● Data for processing
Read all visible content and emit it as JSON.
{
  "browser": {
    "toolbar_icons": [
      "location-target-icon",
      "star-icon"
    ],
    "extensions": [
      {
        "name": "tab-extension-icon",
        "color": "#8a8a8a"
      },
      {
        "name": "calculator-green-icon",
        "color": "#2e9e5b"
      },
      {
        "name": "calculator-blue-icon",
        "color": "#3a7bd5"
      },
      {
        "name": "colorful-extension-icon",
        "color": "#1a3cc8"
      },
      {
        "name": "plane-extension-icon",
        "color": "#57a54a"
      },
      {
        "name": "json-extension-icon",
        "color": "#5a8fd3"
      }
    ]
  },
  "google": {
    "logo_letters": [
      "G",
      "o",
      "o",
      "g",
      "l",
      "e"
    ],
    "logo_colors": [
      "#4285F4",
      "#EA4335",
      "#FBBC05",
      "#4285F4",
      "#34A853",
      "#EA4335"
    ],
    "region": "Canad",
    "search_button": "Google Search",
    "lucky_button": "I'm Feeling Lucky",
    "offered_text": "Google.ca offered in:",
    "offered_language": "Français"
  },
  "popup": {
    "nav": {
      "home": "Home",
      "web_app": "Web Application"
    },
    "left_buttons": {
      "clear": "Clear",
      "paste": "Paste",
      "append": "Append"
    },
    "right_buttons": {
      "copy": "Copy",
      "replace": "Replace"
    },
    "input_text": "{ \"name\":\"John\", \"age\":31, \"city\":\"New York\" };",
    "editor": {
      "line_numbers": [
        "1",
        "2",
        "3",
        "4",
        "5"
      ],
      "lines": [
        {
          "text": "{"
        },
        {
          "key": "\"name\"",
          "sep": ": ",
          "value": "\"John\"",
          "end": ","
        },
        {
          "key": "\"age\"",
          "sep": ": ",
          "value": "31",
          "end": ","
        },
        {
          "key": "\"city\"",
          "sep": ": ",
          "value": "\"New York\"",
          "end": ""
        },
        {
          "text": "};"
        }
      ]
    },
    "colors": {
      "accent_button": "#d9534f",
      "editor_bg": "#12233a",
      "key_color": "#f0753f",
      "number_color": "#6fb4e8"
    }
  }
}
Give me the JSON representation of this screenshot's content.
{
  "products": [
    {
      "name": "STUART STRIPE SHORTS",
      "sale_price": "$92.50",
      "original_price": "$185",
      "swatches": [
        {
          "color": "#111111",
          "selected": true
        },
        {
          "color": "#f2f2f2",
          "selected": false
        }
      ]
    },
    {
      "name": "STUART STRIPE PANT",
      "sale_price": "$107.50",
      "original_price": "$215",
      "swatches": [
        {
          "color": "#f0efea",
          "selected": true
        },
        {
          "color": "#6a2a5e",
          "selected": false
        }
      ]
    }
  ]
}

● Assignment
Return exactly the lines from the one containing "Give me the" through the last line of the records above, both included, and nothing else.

● Finished task
Give me the JSON representation of this screenshot's content.
{
  "products": [
    {
      "name": "STUART STRIPE SHORTS",
      "sale_price": "$92.50",
      "original_price": "$185",
      "swatches": [
        {
          "color": "#111111",
          "selected": true
        },
        {
          "color": "#f2f2f2",
          "selected": false
        }
      ]
    },
    {
      "name": "STUART STRIPE PANT",
      "sale_price": "$107.50",
      "original_price": "$215",
      "swatches": [
        {
          "color": "#f0efea",
          "selected": true
        },
        {
          "color": "#6a2a5e",
          "selected": false
        }
      ]
    }
  ]
}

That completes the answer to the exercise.